▶ [WHAT NEEDS TO BE DONE]
Everything in the data except the pictures belongs in your answer, copied exactly.

# # # # # # #

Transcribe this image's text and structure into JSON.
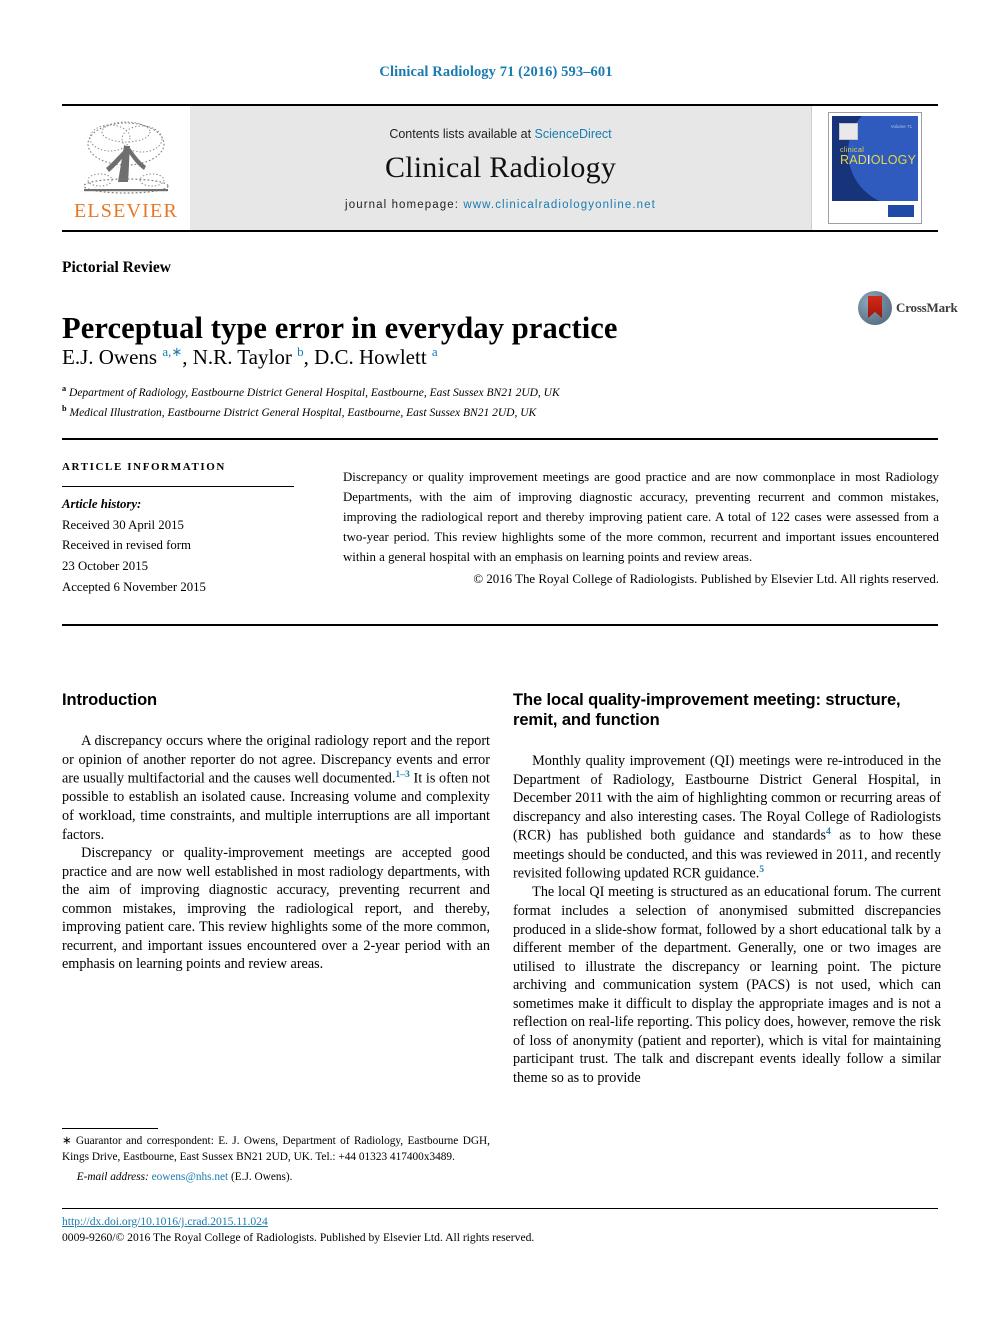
{
  "running_head": "Clinical Radiology 71 (2016) 593–601",
  "masthead": {
    "publisher_name": "ELSEVIER",
    "contents_prefix": "Contents lists available at ",
    "contents_link": "ScienceDirect",
    "journal_title": "Clinical Radiology",
    "homepage_prefix": "journal homepage: ",
    "homepage_url": "www.clinicalradiologyonline.net",
    "cover": {
      "line1": "clinical",
      "line2_a": "RAD",
      "line2_b": "I",
      "line2_c": "OLOGY",
      "corner_text": "Volume 71"
    }
  },
  "article": {
    "section_label": "Pictorial Review",
    "title": "Perceptual type error in everyday practice",
    "crossmark_label": "CrossMark",
    "authors_html": "E.J. Owens <sup>a,∗</sup>, N.R. Taylor <sup>b</sup>, D.C. Howlett <sup>a</sup>",
    "affiliation_a": "Department of Radiology, Eastbourne District General Hospital, Eastbourne, East Sussex BN21 2UD, UK",
    "affiliation_b": "Medical Illustration, Eastbourne District General Hospital, Eastbourne, East Sussex BN21 2UD, UK"
  },
  "article_info": {
    "heading": "ARTICLE INFORMATION",
    "history_label": "Article history:",
    "received": "Received 30 April 2015",
    "revised_label": "Received in revised form",
    "revised_date": "23 October 2015",
    "accepted": "Accepted 6 November 2015"
  },
  "abstract": {
    "text": "Discrepancy or quality improvement meetings are good practice and are now commonplace in most Radiology Departments, with the aim of improving diagnostic accuracy, preventing recurrent and common mistakes, improving the radiological report and thereby improving patient care. A total of 122 cases were assessed from a two-year period. This review highlights some of the more common, recurrent and important issues encountered within a general hospital with an emphasis on learning points and review areas.",
    "copyright": "© 2016 The Royal College of Radiologists. Published by Elsevier Ltd. All rights reserved."
  },
  "body": {
    "left": {
      "heading": "Introduction",
      "paragraph_1_html": "A discrepancy occurs where the original radiology report and the report or opinion of another reporter do not agree. Discrepancy events and error are usually multifactorial and the causes well documented.<sup>1–3</sup> It is often not possible to establish an isolated cause. Increasing volume and complexity of workload, time constraints, and multiple interruptions are all important factors.",
      "paragraph_2_html": "Discrepancy or quality-improvement meetings are accepted good practice and are now well established in most radiology departments, with the aim of improving diagnostic accuracy, preventing recurrent and common mistakes, improving the radiological report, and thereby, improving patient care. This review highlights some of the more common, recurrent, and important issues encountered over a 2-year period with an emphasis on learning points and review areas."
    },
    "right": {
      "heading": "The local quality-improvement meeting: structure, remit, and function",
      "paragraph_1_html": "Monthly quality improvement (QI) meetings were re-introduced in the Department of Radiology, Eastbourne District General Hospital, in December 2011 with the aim of highlighting common or recurring areas of discrepancy and also interesting cases. The Royal College of Radiologists (RCR) has published both guidance and standards<sup>4</sup> as to how these meetings should be conducted, and this was reviewed in 2011, and recently revisited following updated RCR guidance.<sup>5</sup>",
      "paragraph_2_html": "The local QI meeting is structured as an educational forum. The current format includes a selection of anonymised submitted discrepancies produced in a slide-show format, followed by a short educational talk by a different member of the department. Generally, one or two images are utilised to illustrate the discrepancy or learning point. The picture archiving and communication system (PACS) is not used, which can sometimes make it difficult to display the appropriate images and is not a reflection on real-life reporting. This policy does, however, remove the risk of loss of anonymity (patient and reporter), which is vital for maintaining participant trust. The talk and discrepant events ideally follow a similar theme so as to provide"
    }
  },
  "footnote": {
    "correspondence_html": "<span class=\"star\">∗</span> Guarantor and correspondent: E. J. Owens, Department of Radiology, Eastbourne DGH, Kings Drive, Eastbourne, East Sussex BN21 2UD, UK. Tel.: +44 01323 417400x3489.",
    "email_label": "E-mail address:",
    "email": "eowens@nhs.net",
    "email_suffix": "(E.J. Owens)."
  },
  "footer": {
    "doi": "http://dx.doi.org/10.1016/j.crad.2015.11.024",
    "issn_line": "0009-9260/© 2016 The Royal College of Radiologists. Published by Elsevier Ltd. All rights reserved."
  },
  "colors": {
    "link": "#1a7bb0",
    "elsevier_orange": "#E87722",
    "masthead_grey": "#e7e7e7",
    "cover_navy": "#17337a"
  }
}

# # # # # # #

▶ [ANSWER FOR THE TASK]
Transcribe this image's text and structure into JSON.
{
  "running_head": "Clinical Radiology 71 (2016) 593–601",
  "masthead": {
    "publisher_name": "ELSEVIER",
    "contents_prefix": "Contents lists available at ",
    "contents_link": "ScienceDirect",
    "journal_title": "Clinical Radiology",
    "homepage_prefix": "journal homepage: ",
    "homepage_url": "www.clinicalradiologyonline.net",
    "cover": {
      "line1": "clinical",
      "line2_a": "RAD",
      "line2_b": "I",
      "line2_c": "OLOGY",
      "corner_text": "Volume 71"
    }
  },
  "article": {
    "section_label": "Pictorial Review",
    "title": "Perceptual type error in everyday practice",
    "crossmark_label": "CrossMark",
    "authors_html": "E.J. Owens <sup>a,∗</sup>, N.R. Taylor <sup>b</sup>, D.C. Howlett <sup>a</sup>",
    "affiliation_a": "Department of Radiology, Eastbourne District General Hospital, Eastbourne, East Sussex BN21 2UD, UK",
    "affiliation_b": "Medical Illustration, Eastbourne District General Hospital, Eastbourne, East Sussex BN21 2UD, UK"
  },
  "article_info": {
    "heading": "ARTICLE INFORMATION",
    "history_label": "Article history:",
    "received": "Received 30 April 2015",
    "revised_label": "Received in revised form",
    "revised_date": "23 October 2015",
    "accepted": "Accepted 6 November 2015"
  },
  "abstract": {
    "text": "Discrepancy or quality improvement meetings are good practice and are now commonplace in most Radiology Departments, with the aim of improving diagnostic accuracy, preventing recurrent and common mistakes, improving the radiological report and thereby improving patient care. A total of 122 cases were assessed from a two-year period. This review highlights some of the more common, recurrent and important issues encountered within a general hospital with an emphasis on learning points and review areas.",
    "copyright": "© 2016 The Royal College of Radiologists. Published by Elsevier Ltd. All rights reserved."
  },
  "body": {
    "left": {
      "heading": "Introduction",
      "paragraph_1_html": "A discrepancy occurs where the original radiology report and the report or opinion of another reporter do not agree. Discrepancy events and error are usually multifactorial and the causes well documented.<sup>1–3</sup> It is often not possible to establish an isolated cause. Increasing volume and complexity of workload, time constraints, and multiple interruptions are all important factors.",
      "paragraph_2_html": "Discrepancy or quality-improvement meetings are accepted good practice and are now well established in most radiology departments, with the aim of improving diagnostic accuracy, preventing recurrent and common mistakes, improving the radiological report, and thereby, improving patient care. This review highlights some of the more common, recurrent, and important issues encountered over a 2-year period with an emphasis on learning points and review areas."
    },
    "right": {
      "heading": "The local quality-improvement meeting: structure, remit, and function",
      "paragraph_1_html": "Monthly quality improvement (QI) meetings were re-introduced in the Department of Radiology, Eastbourne District General Hospital, in December 2011 with the aim of highlighting common or recurring areas of discrepancy and also interesting cases. The Royal College of Radiologists (RCR) has published both guidance and standards<sup>4</sup> as to how these meetings should be conducted, and this was reviewed in 2011, and recently revisited following updated RCR guidance.<sup>5</sup>",
      "paragraph_2_html": "The local QI meeting is structured as an educational forum. The current format includes a selection of anonymised submitted discrepancies produced in a slide-show format, followed by a short educational talk by a different member of the department. Generally, one or two images are utilised to illustrate the discrepancy or learning point. The picture archiving and communication system (PACS) is not used, which can sometimes make it difficult to display the appropriate images and is not a reflection on real-life reporting. This policy does, however, remove the risk of loss of anonymity (patient and reporter), which is vital for maintaining participant trust. The talk and discrepant events ideally follow a similar theme so as to provide"
    }
  },
  "footnote": {
    "correspondence_html": "<span class=\"star\">∗</span> Guarantor and correspondent: E. J. Owens, Department of Radiology, Eastbourne DGH, Kings Drive, Eastbourne, East Sussex BN21 2UD, UK. Tel.: +44 01323 417400x3489.",
    "email_label": "E-mail address:",
    "email": "eowens@nhs.net",
    "email_suffix": "(E.J. Owens)."
  },
  "footer": {
    "doi": "http://dx.doi.org/10.1016/j.crad.2015.11.024",
    "issn_line": "0009-9260/© 2016 The Royal College of Radiologists. Published by Elsevier Ltd. All rights reserved."
  },
  "colors": {
    "link": "#1a7bb0",
    "elsevier_orange": "#E87722",
    "masthead_grey": "#e7e7e7",
    "cover_navy": "#17337a"
  }
}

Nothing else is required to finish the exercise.